Making Strides in Different Ways
One child, Asem, is an energetic bundle of smiles and laughter. When he first came to Summer Camp at TYO, he didn’t always want to participate in the activities. He would act as though he was too cool to play the games. Always trying to make others laugh, too often he wouldn’t fully engage with the activities. One day though, we asked to him to help us in taking pictures of the class. For the first time, he was perfectly calm and focused. He walked confidently around the class, taking photos of his fellow students in action. We were able to see the multidimensionality of his personality. More importantly, he was able to see it. He learned how to let go of his self-consciousness and just do something that he enjoys. He learned how to allow something to affect him in a positive way.
The classes as whole units also showed significant growth. The more the kids interacted as a group, the more cooperation we saw. Sometimes, however, growth can be measured in unconventional and surprising ways.
One of our students, Amin, underwent significant changes throughout the course of the program—but unlike Asem, Amin’s progress was not so obvious. At the beginning, Amin was exceptionally quiet, and did not even speak when the volunteers or other kids spoke to him. Amin always worked diligently, and he never caused any disruptions in class. On the surface, Amin seemed like a well-adjusted child who did not need special attention.
But around the third week, Amin’s behavior changed dramatically. He was no longer the shy, careful child we saw at the beginning—he became more aggressive and less willing to cooperate. If Amin did not want to stand in line, he would try to sprint ahead of our group. If Amin became upset with another student, he would confront them instead of turning away.
It seemed as though Amin had regressed. However, we realized that his initial demeanor was not that of a well-adjusted child, but that of a fearful child. Amin has not yet learned how to channel his energy in positive ways, and he has not quite figured out how to deal with his frustrations, but he is comfortable enough at TYO to express himself without fear of being punished. He does not stifle his feelings, and he does not shy away from expressing himself, even if the manner in which he expresses his feelings may not be completely appropriate yet. In the future, Amin will likely need more psychosocial interventions and one-on-one guidance, but in the span of four short weeks, Amin has made tremendous improvement.

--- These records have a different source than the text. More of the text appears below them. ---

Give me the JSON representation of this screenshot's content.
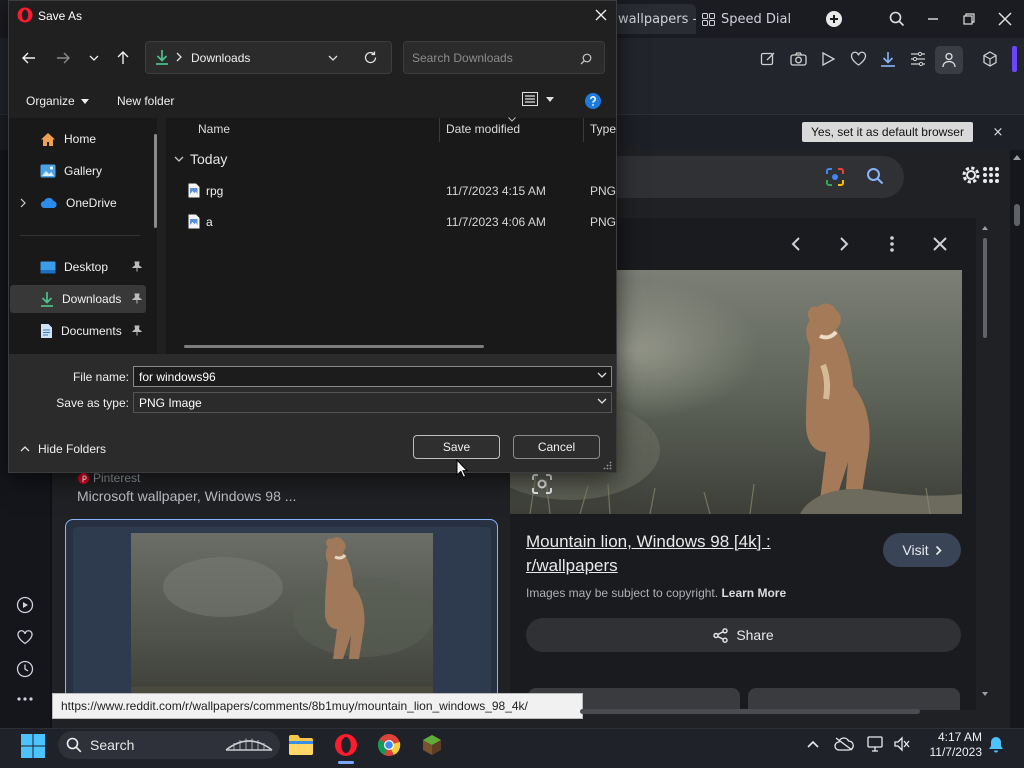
{
  "browser": {
    "tabs": [
      {
        "label": "wallpapers - G",
        "active": true
      },
      {
        "label": "Speed Dial",
        "active": false
      }
    ],
    "default_browser_prompt": "Yes, set it as default browser",
    "default_browser_close": "×",
    "left_result": {
      "source": "Pinterest",
      "title": "Microsoft wallpaper, Windows 98 ..."
    },
    "preview": {
      "title": "Mountain lion, Windows 98 [4k] : r/wallpapers",
      "visit_label": "Visit",
      "copyright_text": "Images may be subject to copyright.",
      "learn_more": "Learn More",
      "share_label": "Share"
    },
    "status_url": "https://www.reddit.com/r/wallpapers/comments/8b1muy/mountain_lion_windows_98_4k/"
  },
  "taskbar": {
    "search_label": "Search",
    "time": "4:17 AM",
    "date": "11/7/2023"
  },
  "dialog": {
    "title": "Save As",
    "address": {
      "folder": "Downloads"
    },
    "search_placeholder": "Search Downloads",
    "organize_label": "Organize",
    "new_folder_label": "New folder",
    "nav": [
      {
        "label": "Home",
        "icon": "home-icon"
      },
      {
        "label": "Gallery",
        "icon": "gallery-icon"
      },
      {
        "label": "OneDrive",
        "icon": "onedrive-icon"
      },
      {
        "label": "Desktop",
        "icon": "desktop-icon",
        "pinned": true
      },
      {
        "label": "Downloads",
        "icon": "downloads-icon",
        "pinned": true,
        "selected": true
      },
      {
        "label": "Documents",
        "icon": "documents-icon",
        "pinned": true
      }
    ],
    "columns": {
      "name": "Name",
      "date": "Date modified",
      "type": "Type"
    },
    "group_label": "Today",
    "files": [
      {
        "name": "rpg",
        "date": "11/7/2023 4:15 AM",
        "type": "PNG"
      },
      {
        "name": "a",
        "date": "11/7/2023 4:06 AM",
        "type": "PNG"
      }
    ],
    "filename_label": "File name:",
    "filename_value": "for windows96",
    "savetype_label": "Save as type:",
    "savetype_value": "PNG Image",
    "hide_folders_label": "Hide Folders",
    "save_label": "Save",
    "cancel_label": "Cancel"
  },
  "colors": {
    "opera_red": "#ff1b2d",
    "accent_blue": "#8ab4f8",
    "dialog_bg": "#202020"
  }
}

Seeing the progress the kids made over the course of the summer camp session has been one of the most rewarding aspects of the internship. Although we do not witness long-term transformations with our short-term interventions, we hope that our classes have truly been a point of light for these children. We hope that we have given them a strong foundation upon which they can continue to develop in future TYO classes.
- Elizabeth and Debra
Elizabeth and Debra are Summer 2013 interns at TYO in Nablus.